Assemblywoman Sharon Quirk-Silva is co-authoring legislation to hasten the safe re-opening of California theme parks such as the Disneyland Resort, which is the biggest employer and tax revenue generator in Orange County. Quick-Silva introduced the bill with Assemblywoman Suzette Martinez Valladares.
The legislation, AB 420, would apply state re-opening guidelines equally to large and small theme parks, and allow them to re-open within the “Orange” Moderate Tier 3 instead of the more difficult “Yellow” minimal Tier 4.
Currently, most California counties, including Orange County, are in the most restrictive Tier 1 or “Purple” tier. If enacted into law, AB 420 would substantially accelerate the re-opening of the Disneyland Resort.
The COVID-19 pandemic has devastated the state’s theme park industry, which has been shutdown for nearly a year. The Disneyland Resort has laid off 32,000 cast members. Local businesses that depend on the Resort have either closed or are barely hanging on. The shutdown has blown a $100 million hole in the City of Anaheim’s treasury, which is heavily dependent on tax revenues from its tourism and convention business sector.
For months in 2020, theme park companies were practically begging Governor Gavin Newsom to release re-opening guidelines for their facilities. Although, the Newsom Administration had release operating guidelines for virtually every other economic sector, it wasn’t until late October 2020 that it finally issued rules under which theme parks could re-open.

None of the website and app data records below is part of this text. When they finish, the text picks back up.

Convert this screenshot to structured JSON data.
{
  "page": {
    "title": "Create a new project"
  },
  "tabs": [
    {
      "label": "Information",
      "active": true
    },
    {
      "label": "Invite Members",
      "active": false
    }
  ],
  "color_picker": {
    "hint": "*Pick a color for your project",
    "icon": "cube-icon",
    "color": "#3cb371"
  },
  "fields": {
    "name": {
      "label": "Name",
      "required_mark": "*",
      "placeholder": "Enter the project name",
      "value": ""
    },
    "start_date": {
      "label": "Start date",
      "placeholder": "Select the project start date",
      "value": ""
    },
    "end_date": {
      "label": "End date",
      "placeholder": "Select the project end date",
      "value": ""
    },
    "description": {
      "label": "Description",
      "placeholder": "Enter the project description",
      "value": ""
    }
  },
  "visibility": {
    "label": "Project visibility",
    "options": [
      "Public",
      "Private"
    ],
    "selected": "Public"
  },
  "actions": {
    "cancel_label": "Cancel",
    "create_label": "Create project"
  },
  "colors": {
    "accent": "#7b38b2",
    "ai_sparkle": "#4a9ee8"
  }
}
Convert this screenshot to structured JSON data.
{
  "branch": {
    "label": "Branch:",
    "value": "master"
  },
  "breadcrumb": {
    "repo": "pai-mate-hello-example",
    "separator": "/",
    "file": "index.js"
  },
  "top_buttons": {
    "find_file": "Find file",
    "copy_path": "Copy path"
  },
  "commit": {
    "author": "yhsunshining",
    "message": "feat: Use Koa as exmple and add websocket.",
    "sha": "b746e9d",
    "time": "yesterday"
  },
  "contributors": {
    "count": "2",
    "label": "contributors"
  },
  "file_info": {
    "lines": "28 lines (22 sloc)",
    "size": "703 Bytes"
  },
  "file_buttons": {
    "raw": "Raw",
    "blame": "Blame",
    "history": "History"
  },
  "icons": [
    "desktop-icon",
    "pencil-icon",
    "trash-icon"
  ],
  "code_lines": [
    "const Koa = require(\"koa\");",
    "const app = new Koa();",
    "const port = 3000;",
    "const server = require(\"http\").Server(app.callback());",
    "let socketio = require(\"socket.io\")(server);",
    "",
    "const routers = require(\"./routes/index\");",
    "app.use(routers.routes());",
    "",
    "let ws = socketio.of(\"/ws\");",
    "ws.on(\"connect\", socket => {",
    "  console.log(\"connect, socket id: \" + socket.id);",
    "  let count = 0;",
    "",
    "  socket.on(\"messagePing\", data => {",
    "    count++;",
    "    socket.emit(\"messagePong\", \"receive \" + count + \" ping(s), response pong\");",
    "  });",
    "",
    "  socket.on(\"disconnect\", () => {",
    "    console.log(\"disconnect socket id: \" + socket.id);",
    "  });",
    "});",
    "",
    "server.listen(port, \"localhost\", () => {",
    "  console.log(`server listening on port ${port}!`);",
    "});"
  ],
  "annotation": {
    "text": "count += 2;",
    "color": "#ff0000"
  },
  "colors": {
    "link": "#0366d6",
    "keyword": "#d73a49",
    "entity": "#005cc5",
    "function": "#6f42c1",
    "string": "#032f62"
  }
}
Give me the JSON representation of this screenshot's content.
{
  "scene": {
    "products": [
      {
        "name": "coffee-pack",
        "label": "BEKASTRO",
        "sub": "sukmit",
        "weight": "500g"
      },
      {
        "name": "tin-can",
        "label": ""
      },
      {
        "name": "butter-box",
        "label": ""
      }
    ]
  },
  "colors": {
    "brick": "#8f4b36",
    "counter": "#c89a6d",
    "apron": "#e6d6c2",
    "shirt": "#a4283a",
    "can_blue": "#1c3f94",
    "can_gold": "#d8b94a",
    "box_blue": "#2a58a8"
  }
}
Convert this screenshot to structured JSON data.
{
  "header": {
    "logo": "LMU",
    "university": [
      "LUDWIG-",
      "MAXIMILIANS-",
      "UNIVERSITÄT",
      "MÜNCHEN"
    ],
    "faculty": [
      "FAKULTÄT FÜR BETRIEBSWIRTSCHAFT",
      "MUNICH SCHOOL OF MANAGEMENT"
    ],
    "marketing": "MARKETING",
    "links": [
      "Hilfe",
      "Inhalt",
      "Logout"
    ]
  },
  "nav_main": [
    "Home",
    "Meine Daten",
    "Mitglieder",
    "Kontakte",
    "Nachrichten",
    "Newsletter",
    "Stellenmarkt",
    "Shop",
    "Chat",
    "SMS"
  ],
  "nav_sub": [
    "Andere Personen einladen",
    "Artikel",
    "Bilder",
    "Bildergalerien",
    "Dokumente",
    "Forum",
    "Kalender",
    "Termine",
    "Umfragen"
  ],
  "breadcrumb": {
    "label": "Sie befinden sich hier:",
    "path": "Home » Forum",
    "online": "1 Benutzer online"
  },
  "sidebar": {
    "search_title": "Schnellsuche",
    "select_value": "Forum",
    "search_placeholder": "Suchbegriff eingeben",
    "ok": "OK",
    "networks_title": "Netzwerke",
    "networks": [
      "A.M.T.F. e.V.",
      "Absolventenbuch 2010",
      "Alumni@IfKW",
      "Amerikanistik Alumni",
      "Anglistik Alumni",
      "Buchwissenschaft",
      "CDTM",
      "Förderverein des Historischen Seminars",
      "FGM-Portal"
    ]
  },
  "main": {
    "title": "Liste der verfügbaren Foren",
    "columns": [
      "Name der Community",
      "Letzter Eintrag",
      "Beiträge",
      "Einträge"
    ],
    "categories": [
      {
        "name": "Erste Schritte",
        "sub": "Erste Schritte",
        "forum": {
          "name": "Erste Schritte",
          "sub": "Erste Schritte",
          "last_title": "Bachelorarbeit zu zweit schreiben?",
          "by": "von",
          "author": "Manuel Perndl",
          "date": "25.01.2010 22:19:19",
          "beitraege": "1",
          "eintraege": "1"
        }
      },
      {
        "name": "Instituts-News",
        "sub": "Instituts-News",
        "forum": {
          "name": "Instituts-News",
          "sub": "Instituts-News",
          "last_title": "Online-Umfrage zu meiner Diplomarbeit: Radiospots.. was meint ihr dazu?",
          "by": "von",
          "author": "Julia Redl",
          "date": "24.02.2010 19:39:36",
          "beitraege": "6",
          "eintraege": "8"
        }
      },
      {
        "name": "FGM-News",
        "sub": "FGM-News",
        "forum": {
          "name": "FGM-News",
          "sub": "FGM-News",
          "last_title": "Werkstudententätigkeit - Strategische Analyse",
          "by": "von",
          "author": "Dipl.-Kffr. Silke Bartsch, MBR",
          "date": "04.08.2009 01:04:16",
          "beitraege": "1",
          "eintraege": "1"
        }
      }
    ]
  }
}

Those rules allowed small theme parks to re-open under the Orange Tier 3, but prohibited large theme parks like Disneyland and Universal Studios from re-opening until their counties had achieved the Yellow Tier 1.
Currently, not a single county is in the Yellow Tier 1. 54 of the state’s 54 counties are in the Purple Tier 4 – the most restrictive.
The guidelines were widely criticized as effectively keeping theme parks shut until late 2021.
Disneyland Resort President Ken Potrock blasted the rules as “arbitrary” and “unworkable,” saying they ignored that Disney had “proven that we can responsibly reopen, with science-based health and safety protocols strictly enforced at our theme park properties around the world.”
All other Disney theme parks – including Walt Disney World in Florida – have been operating since last summer.
“These are not guidelines for re-opening,” said Anaheim Chamber of Commerce President Todd Ament at the time. “They are a death sentence for the thousands of businesses and tens of thousands of jobs that depend on our theme parks.”
The Disneyland Resort has laid of tens of thousands of workers in the wake of Governor Newsom’s shutdown orders. Last fall, leading economists projected a continued shutdown would result in massive job losses.
“Now, more than ever, we need to strengthen our resolve to care for each other and to create clear and proper tiers to ensure the safety and health of our community and businesses,” said Committee Chair, Assemblywoman Quirk-Silva. “Through collaboration with industry leaders, responsible and safe tourism can be used as a pathway to recovery.”
“We deeply appreciate Assembly Members Quirk-Silva and Valladares for their leadership and for introducing legislation on Safe Theme Park Reopening,” said Erin Guerrero, Executive Director, California Attractions and Parks Association. “Worldwide, theme parks have proven they can reopen responsibly while protecting the health of guests and staff. Science and data show it can be done. California should allow theme parks to reopen responsibly in the Orange – Moderate – Tier 3.”